» EXERCISE INPUT:
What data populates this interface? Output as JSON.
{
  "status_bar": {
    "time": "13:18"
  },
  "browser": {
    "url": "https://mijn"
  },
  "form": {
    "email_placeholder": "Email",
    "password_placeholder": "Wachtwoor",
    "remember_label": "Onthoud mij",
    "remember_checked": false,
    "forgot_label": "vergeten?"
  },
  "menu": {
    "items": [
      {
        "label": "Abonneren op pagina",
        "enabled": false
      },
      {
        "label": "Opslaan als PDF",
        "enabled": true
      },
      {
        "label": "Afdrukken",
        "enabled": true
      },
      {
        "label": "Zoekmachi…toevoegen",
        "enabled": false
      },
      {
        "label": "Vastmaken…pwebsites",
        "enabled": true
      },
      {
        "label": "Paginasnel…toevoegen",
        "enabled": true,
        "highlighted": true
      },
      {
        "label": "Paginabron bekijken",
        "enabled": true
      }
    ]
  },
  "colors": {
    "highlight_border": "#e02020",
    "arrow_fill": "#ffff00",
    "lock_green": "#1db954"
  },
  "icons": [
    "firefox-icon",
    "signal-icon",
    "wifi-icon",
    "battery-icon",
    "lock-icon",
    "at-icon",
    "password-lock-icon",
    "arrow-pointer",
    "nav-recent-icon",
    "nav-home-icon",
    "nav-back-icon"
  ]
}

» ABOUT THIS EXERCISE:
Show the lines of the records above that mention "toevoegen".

» EXERCISE OUTPUT:
        "label": "Zoekmachi…toevoegen",
        "label": "Paginasnel…toevoegen",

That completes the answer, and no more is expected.